(Victor Joecks/NPRI) – I’m currently reading CCSD’s 2011 Comprehensive Annual Financial Report and came across this gem.
In their transmittal letter, CCSD Superintendent Dwight Jones and CCSD School Board President Carolyn Edwards write (p. xviii):
During fiscal year 2010, the Nevada legislature was forced to respond to continued declines in revenues and cut state aid to the district from their original budgeted amounts. The result was that the District only received an additional $10 per pupil in fiscal year 2011 over fiscal year 2010. (Emphasis added.)
Two things are remarkable here. First, this is yet another example of how often government ‘cuts’ are actually spending increases. After assuming an increase in spending, government agencies turn around and label reductions in future spending as a “cut,” even if they receive more funding than they did the year before.
Second, this description, sadly, is actually better than most. At least it notes that the “cut” in state funding was from the “originally budgeted amount.”
Many times government officials, including Gov. Brian Sandoval, Sen. Michael Roberson, Assemblyman Pat Hickey, and Assemblyman Marcus Conklin, just assert that spending more on education is a “cut,” without any explanation that the state is, in fact, spending more.

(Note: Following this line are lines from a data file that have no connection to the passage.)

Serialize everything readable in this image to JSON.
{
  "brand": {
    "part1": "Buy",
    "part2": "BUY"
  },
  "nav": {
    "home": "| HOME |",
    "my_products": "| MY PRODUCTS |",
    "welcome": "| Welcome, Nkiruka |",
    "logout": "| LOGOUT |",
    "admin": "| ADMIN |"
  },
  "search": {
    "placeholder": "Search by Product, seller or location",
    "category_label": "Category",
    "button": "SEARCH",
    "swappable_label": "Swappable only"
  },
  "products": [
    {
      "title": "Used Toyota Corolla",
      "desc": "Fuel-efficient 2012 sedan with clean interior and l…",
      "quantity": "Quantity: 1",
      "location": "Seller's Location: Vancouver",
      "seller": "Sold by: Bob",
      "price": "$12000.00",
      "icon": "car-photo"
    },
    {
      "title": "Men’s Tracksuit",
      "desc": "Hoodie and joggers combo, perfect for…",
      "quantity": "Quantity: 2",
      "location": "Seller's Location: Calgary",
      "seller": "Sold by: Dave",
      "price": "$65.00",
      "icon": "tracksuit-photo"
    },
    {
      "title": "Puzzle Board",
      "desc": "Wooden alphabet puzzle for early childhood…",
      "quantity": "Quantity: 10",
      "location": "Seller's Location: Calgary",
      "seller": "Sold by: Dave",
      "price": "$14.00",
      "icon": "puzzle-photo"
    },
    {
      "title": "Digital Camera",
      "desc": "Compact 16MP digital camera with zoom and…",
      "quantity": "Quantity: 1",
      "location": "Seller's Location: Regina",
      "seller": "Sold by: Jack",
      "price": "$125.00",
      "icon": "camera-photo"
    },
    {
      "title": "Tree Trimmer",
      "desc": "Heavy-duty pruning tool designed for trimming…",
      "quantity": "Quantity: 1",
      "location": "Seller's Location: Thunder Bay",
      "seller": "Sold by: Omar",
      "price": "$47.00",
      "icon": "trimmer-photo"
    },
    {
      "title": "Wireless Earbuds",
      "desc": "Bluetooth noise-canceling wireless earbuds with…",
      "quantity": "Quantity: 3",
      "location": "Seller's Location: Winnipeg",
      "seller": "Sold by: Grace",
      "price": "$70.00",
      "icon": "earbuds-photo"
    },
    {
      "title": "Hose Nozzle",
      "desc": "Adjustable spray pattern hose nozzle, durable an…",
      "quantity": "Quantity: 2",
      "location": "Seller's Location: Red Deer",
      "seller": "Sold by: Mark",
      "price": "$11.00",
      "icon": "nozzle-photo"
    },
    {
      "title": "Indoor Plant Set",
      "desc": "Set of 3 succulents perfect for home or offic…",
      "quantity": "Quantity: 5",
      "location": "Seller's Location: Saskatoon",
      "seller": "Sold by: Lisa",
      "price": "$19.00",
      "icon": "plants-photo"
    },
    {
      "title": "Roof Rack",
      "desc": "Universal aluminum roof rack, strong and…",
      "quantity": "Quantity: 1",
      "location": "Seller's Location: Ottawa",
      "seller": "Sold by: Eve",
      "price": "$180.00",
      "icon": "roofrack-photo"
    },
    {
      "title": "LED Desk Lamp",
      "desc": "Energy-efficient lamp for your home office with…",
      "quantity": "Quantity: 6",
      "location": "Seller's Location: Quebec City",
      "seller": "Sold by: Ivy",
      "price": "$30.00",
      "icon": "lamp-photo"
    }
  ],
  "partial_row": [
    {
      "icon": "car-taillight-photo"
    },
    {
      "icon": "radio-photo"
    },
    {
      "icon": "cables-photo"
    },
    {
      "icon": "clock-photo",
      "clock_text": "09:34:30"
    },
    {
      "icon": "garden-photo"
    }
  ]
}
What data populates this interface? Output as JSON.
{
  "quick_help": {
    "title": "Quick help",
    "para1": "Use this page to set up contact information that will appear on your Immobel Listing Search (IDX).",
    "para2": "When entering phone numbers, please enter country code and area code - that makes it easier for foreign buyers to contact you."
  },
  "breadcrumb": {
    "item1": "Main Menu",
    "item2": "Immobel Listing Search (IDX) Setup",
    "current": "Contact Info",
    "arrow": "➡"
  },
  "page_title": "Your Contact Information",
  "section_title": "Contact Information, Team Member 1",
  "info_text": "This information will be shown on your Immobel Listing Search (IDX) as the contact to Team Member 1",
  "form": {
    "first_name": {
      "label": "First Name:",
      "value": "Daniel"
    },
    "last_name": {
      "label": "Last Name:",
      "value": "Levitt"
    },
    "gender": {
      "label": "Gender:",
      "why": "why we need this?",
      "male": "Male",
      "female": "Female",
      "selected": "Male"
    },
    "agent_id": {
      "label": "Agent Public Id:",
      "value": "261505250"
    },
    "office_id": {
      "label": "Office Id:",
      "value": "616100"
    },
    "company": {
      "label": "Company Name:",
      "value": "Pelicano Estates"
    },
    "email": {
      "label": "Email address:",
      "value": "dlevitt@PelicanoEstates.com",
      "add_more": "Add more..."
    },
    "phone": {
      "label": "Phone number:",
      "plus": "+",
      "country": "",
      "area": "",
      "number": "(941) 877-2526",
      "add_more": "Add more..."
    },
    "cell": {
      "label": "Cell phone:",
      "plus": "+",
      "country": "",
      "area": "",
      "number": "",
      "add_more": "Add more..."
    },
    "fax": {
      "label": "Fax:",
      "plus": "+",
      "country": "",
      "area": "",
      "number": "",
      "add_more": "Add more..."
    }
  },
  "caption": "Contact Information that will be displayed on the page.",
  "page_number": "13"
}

It’s time to acknowledge that Nevada has nearly tripled inflation-adjusted, per-pupil spending in the last 50 years and that spending more and hiring more teachers hasn’t increased student achievement.